Aslan vs Harris
You sometimes hear people complain that liberal scholarly people do not call in to the ACA. I think this debate is a good approximation of what would happen if one did. Reza Aslan recently came out with the book Zealot, a modern historical analysis of a very political Jesus. In this debate, he argues for the idea that all ancient scriptures are “encounters with the divine” and should be understood in their historical context with a different meaning of “sacred” than we have today. He does a poor job of it. His protests of Sam Harris get repetitive. To me, he does that because that is all he has. He can complain that Harris is presenting a narrow version of religion, but if he could have broadened it, why didn’t he?

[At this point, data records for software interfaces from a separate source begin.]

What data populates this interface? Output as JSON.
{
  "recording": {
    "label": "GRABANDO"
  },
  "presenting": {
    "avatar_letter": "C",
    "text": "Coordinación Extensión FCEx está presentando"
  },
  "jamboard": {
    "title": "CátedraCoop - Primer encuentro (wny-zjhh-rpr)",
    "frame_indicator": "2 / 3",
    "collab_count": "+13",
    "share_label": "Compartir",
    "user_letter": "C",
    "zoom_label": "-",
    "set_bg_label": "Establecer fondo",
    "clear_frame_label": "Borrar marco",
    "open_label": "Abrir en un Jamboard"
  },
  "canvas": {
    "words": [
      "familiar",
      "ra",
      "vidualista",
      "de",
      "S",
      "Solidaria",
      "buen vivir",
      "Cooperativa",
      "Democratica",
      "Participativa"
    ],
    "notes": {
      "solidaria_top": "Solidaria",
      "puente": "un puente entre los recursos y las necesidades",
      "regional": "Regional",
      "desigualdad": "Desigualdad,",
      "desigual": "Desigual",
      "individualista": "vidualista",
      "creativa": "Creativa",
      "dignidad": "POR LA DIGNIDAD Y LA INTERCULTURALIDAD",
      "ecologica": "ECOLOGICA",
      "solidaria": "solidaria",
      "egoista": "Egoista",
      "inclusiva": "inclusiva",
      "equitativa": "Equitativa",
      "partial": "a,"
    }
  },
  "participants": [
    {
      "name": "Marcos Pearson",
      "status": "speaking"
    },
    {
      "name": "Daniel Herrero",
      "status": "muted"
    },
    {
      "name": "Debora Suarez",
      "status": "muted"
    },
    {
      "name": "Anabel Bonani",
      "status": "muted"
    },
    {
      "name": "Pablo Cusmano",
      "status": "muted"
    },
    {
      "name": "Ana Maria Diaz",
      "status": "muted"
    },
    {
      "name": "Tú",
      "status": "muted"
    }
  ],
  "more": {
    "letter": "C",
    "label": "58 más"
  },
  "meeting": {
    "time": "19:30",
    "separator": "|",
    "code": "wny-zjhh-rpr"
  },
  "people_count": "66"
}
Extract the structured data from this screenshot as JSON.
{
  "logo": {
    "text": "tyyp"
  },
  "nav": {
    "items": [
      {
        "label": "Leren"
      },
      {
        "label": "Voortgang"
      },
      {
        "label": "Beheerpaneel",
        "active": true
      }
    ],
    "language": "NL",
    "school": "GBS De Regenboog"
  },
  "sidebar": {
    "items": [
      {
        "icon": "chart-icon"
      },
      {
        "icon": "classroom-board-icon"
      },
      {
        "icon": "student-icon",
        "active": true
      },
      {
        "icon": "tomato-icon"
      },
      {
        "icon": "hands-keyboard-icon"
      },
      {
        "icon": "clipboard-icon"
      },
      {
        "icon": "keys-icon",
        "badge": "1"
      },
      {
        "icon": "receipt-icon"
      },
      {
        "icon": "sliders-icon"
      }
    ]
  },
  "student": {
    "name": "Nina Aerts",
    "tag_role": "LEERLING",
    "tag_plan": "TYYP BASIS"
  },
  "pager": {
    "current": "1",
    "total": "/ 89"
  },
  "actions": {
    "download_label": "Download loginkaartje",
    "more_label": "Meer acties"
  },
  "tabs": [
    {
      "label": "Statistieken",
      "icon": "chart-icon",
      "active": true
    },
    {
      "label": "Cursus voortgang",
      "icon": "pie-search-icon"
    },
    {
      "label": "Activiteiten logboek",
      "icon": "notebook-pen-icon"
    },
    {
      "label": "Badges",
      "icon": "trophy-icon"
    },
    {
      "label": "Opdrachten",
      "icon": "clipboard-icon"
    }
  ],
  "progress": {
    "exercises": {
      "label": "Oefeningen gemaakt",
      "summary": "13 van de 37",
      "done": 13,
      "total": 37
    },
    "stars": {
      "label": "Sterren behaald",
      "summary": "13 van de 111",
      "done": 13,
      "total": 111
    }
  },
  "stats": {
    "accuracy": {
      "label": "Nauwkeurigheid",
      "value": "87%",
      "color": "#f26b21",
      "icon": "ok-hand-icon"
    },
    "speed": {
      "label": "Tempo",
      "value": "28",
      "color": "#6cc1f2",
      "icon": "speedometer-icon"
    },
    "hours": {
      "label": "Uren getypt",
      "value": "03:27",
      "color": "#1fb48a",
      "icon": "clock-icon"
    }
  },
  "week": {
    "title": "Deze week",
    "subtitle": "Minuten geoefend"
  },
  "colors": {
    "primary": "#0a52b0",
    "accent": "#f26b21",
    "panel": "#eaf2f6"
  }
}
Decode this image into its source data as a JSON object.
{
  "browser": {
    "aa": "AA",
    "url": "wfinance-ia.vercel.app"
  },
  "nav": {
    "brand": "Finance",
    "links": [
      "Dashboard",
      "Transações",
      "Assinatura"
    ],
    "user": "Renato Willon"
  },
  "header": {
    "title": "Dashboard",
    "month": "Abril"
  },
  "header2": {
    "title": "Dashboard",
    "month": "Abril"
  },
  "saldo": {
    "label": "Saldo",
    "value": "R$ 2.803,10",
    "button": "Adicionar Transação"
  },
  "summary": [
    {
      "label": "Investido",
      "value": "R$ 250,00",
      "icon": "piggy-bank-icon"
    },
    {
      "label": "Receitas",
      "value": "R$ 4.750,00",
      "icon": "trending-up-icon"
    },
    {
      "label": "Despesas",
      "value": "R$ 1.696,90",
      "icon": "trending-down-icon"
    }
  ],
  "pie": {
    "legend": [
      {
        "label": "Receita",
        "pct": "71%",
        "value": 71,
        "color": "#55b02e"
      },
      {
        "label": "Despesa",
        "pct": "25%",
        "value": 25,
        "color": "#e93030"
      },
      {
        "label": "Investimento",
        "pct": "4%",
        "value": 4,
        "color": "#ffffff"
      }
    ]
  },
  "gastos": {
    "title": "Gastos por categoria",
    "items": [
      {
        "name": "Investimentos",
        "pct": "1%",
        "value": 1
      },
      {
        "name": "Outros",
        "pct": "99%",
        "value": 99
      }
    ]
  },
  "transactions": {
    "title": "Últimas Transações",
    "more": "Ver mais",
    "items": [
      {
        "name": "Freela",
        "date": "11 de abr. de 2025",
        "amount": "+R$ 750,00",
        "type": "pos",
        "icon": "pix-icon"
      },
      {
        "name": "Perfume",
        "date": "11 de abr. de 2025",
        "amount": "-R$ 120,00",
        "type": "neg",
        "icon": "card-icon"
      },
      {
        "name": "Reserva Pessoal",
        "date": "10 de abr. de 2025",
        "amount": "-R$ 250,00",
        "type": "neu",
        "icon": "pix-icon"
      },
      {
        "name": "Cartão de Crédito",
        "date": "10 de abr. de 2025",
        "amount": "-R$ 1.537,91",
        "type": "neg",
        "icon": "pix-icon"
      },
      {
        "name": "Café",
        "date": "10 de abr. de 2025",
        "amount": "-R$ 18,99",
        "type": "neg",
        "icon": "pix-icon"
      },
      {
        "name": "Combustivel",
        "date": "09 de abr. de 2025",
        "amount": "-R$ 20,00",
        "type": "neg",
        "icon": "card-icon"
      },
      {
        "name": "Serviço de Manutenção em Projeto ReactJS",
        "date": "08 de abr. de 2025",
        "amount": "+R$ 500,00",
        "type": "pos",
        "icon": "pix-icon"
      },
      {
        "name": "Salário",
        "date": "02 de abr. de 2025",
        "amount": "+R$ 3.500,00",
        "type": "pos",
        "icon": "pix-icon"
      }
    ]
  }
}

When Aslan does try to explain himself it occasionally bordered on the absurd. He said several times that Harris was completely ignoring cultural context. Then when they were arguing about the Israel situation he said, “before 1948 there were thousands of Jews living alongside their neighbors without any problem at all.” This is worse than a Junior High School level of understanding of Zionism. Unfortunately the moderator cut this off before Sam could say much.
At about 40 minutes in Harris finally gets his say. He says it is not easy to convince a modern person to perform a suicidal act of terrorism. He says Aslan’s conception of religion is “infinitely elastic” allowing any definition that suits the moment. If we can’t ever “call a spade a spade” and call religion on its transgressions then this just gives shelter to literalism. The issue, says Harris, is dogmatism. Religion should not be given immunity to the normal tests of reasonableness.
He says, ”Only in religion do we put a veneer of sanctity over dogmatism… once something is called ‘faith’ it becomes an apparently necessary part of the human experience.”
At an hour and 17, Sam Harris’ strength really shows. He has practiced meditation and is willing grant that experiences that are called spiritual are real to the person experiencing them. We should discuss these, but not use them as proof for a particular god. As he says, the alternative to dogmatism is a truly open ended unconstrained discourse about the human experience. This should have been a chance for Aslan to give some ground, show a little agreement, but he goes off on a rant saying “science proved spiritual experiences are chemical, so what”. This tells me he is more committed to the dogma than to better understanding the” human language of the divine”, as he puts it.
Anyway, there’s more, give a listen, tell me if I missed anything.